Nirvana’s punk side shows the most on two songs in particular- “Stay Away” and “Territorial Pissings”. Both are fast and heavy songs with an emphasis on Grohl’s drumming and Kurt’s screaming, with less refined vocals than other songs. “Territorial Pissings” fulfills the punk stereotype of being only three chords, but the wall of sound Cobain achieves with these three chords makes up for this. It may be the loudest, most invigorating song on the album. Meanwhile, the gaps in Cobain’s guitar on “Stay Away” give Novoselic’s bass playing a chance to shine. A break from heavy tracks, “Something In The Way” gives a dark, acoustic atmosphere, with Cobain singing over an out of tune acoustic guitar and cello. On the opposite side of the spectrum, though, lies “Endless, Nameless”. The album’s final track is chaotic, absurdly abrasive, and destructive. During the song, Novoselic and Cobain both intentionally de-tune their instruments while playing and bash them against various things.
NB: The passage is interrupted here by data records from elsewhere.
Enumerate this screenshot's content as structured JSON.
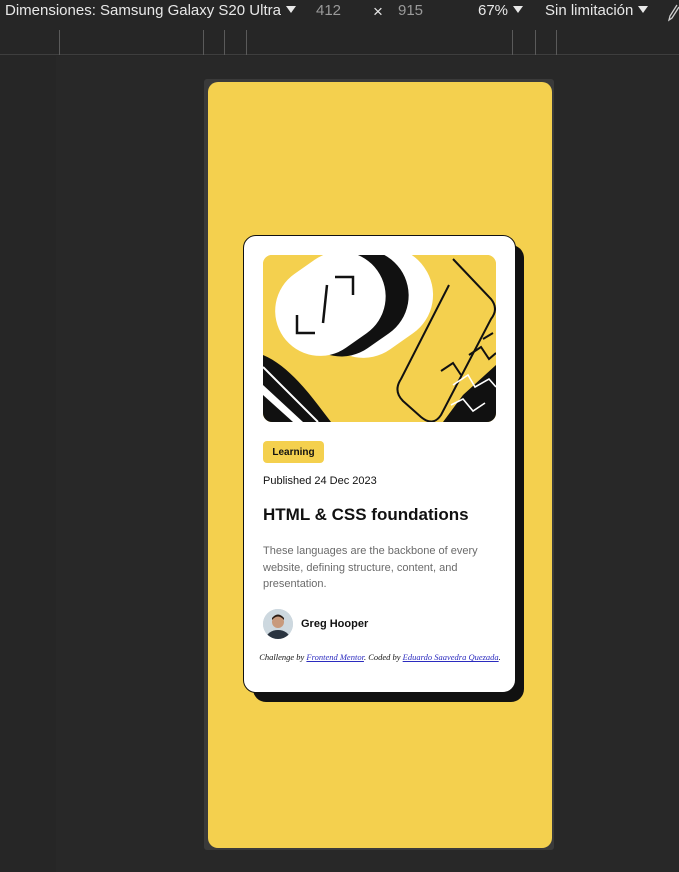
{
  "toolbar": {
    "dimensions_label": "Dimensiones: Samsung Galaxy S20 Ultra",
    "width_value": "412",
    "times_symbol": "×",
    "height_value": "915",
    "zoom_label": "67%",
    "throttle_label": "Sin limitación"
  },
  "card": {
    "tag": "Learning",
    "published": "Published 24 Dec 2023",
    "title": "HTML & CSS foundations",
    "description": "These languages are the backbone of every website, defining structure, content, and presentation.",
    "author": "Greg Hooper",
    "attribution": {
      "prefix": "Challenge by ",
      "link1": "Frontend Mentor",
      "middle": ". Coded by ",
      "link2": "Eduardo Saavedra Quezada",
      "suffix": "."
    }
  },
  "colors": {
    "accent_yellow": "#f4d04e",
    "ink": "#111111",
    "muted_text": "#6b6b6b",
    "devtools_bg": "#262626"
  }
}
At one point in the recording of the song, Cobain straight up destroyed his guitar, and he does the same in live renditions. Though much of Nevermind is radio-friendly and nonabrasive, a few tracks do deviate.
Nevermind may have been different from most mainstream music upon its release, but it wasn’t entirely original. Alternative and underground bands of the 1980s heavily shaped Nirvana’s sound, from Sonic Youth to Black Flag, and most especially Pixies. Nirvana’s dynamic volume is inspired by the same contrast of quiet and loud used by Pixies on their debut album Surfer Rosa and its follow-up, Doolittle. Nevermind’s heavy, sludgy guitar tone, and angsty lyrics call back to hardcore punk bands like Black Flag and Minor Threat, while “Smells Like Teen Spirit”’s main riff takes inspiration from Boston’s “More Than A Feeling”. In fact, Nirvana performed a short mashup of the two songs at the Reading Festival in England in 1992. The echoey verse of “Come As You Are” is so close to a riff from Killing Joke’s 1985 song “Eighties” that Killing Joke considered suing, and the guitar riff in the chorus of “In Bloom” is pretty much just the verse riff of Dinosaur Jr’s “Sludgefeast” shifted up a half step. Countless other influences and similarities exist. However, though they might not have invented every element of their sound, they still deserve credit for wielding their different influences well. Crafting good music takes unimaginable effort, and although a few parts of their music may be less than original, Kurt Cobain still stitched them all together expertly. Plenty of songs share eerily similar riffs, and Nirvana didn’t just rip off other bands- they modified the riffs enough to be distinct in the context of the full song. Though Nirvana did not invent their style of music or even the elements from which they crafted their songs, they still deserve credit for bringing it into the mainstream and weaving it all together into a cohesive record.
Nirvana, despite being influential themselves, was the culmination of 1980s alternative music. Fusing the offbeat sound of Pixies with the sludge of Black Flag and pleasing pop melodies, Nirvana’s Nevermind brought alternative rock to the world’s attention, influencing countless bands to follow. Despite questions about their originality, their music still holds up today and deserves to be remembered and listened to for years to come.